What we know today as the Mercedes-Benz E-Class has not always been called that name. Before the mid-1990s, the middle child of the Mercedes range identified itself only with 3-digit badges that denoted its engine capacity with the ‘E’ suffix added only to models with fuel injection.
So, whilst the name is relatively new, it is nevertheless steep with heritage; one of the most iconic members of lineage is perhaps, the W123, which celebrates the 40th anniversary of its global debut this week.
First shown to the motoring press from 22 to 28 January 1976 at the Paul Ricard Circuit in Southern France, the W123 remained in production for a whole decade, selling 2.7 million units in sedan, coupe, and wagon configurations.
A total of nine petrol and diesel powertrain variants were available at launch, many of them being carried over from the predecessor model. New engines, however, were added along the way; examples including the 2.5-litre six-cylinder M 123 engine in the 250 model and the five-cylinder OM 617 turbodiesel engine in the 300 D.
Development groundwork for the W123 commenced as far back as 1968. At its peak, the model was noted for its commendable engineering and advanced levels of safety. Remarkable for the time was the provision made by the engineers for airbag inclusion in future variants, which was ultimately introduced to the range in 1982 as an option.
Passive safety was enhanced in particular by the combination of an even more robust passenger cell and large crumple zones. Stronger struts in the doors ensured better protection in the event of an impact. In addition, the safety steering shaft invented by Béla Barényi and patented in 1963 made its debut as a complete system in the W123.
The W123 hailed from an era when Mercedes-Benz built cars with almost obsessive attention to detail, quality, and longevity.

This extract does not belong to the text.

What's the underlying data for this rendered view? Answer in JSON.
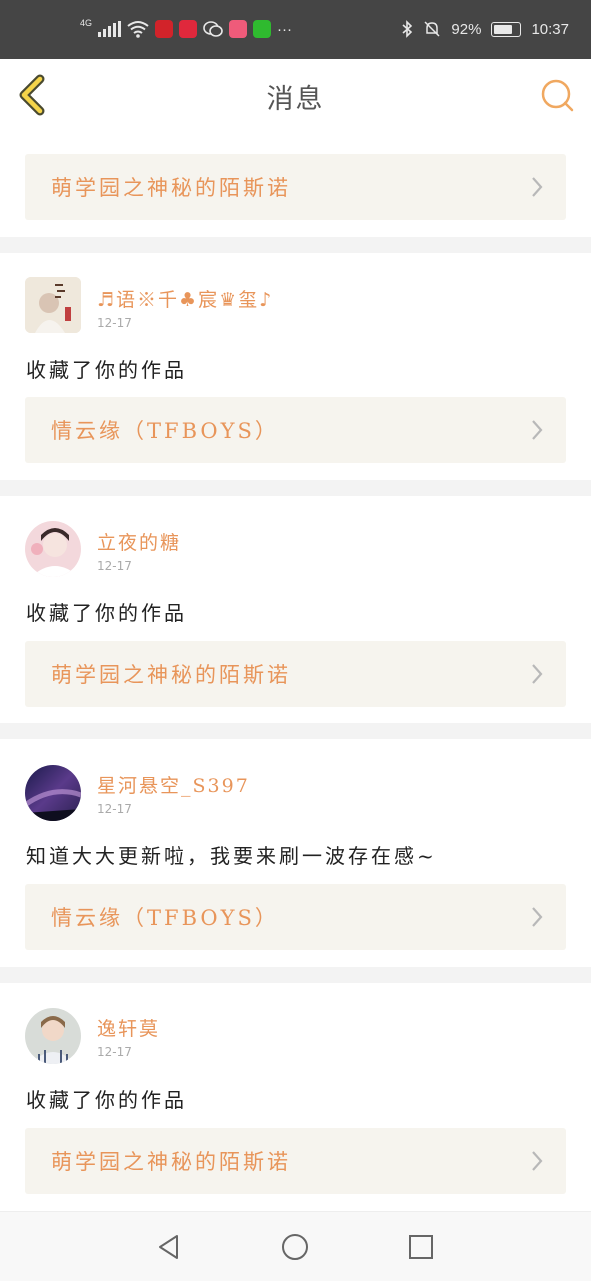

It is a model that was instrumental in cementing the E-Class’ reputation as vehicles of excellent engineering integrity and impressive durability.
There is a reason why successive generations of the E-Class are able to successfully balance the role of being a bona fide luxury car as well as being the vehicle of choice for most European taxi drivers – Mercedes not only built these vehicles with comfort and luxury, they built them to last as well.
Testament of the W123’s durability can be seen on our roads. Many examples are still serving their owners faithfully, and units in mint condition still running with their original engines can be found a lot more readily than a BMW 5 Series of a similar age.
Mechanically, the W123 is bulletproof, and original spare parts are readily available at reasonable prices. As with any car several decades old, trim parts can be trickier to source, but not impossible. If you’re looking for an affordable classic that can be counted on to serve reliably as a daily driver as well, this car can well fit the bill.
As of the publishing of this article, there are only four units of the W123 on Carlist.my. The going rate of a vehicle that is in reasonable wear is well under RM10,000; RM5,000 or less buys a car in running condition, but perhaps not one that is pristine looking. There is a 200 TE estate asking for as much as RM88,000; with cars like this, the worthiness of its price is very much on a willing buyer willing seller basis.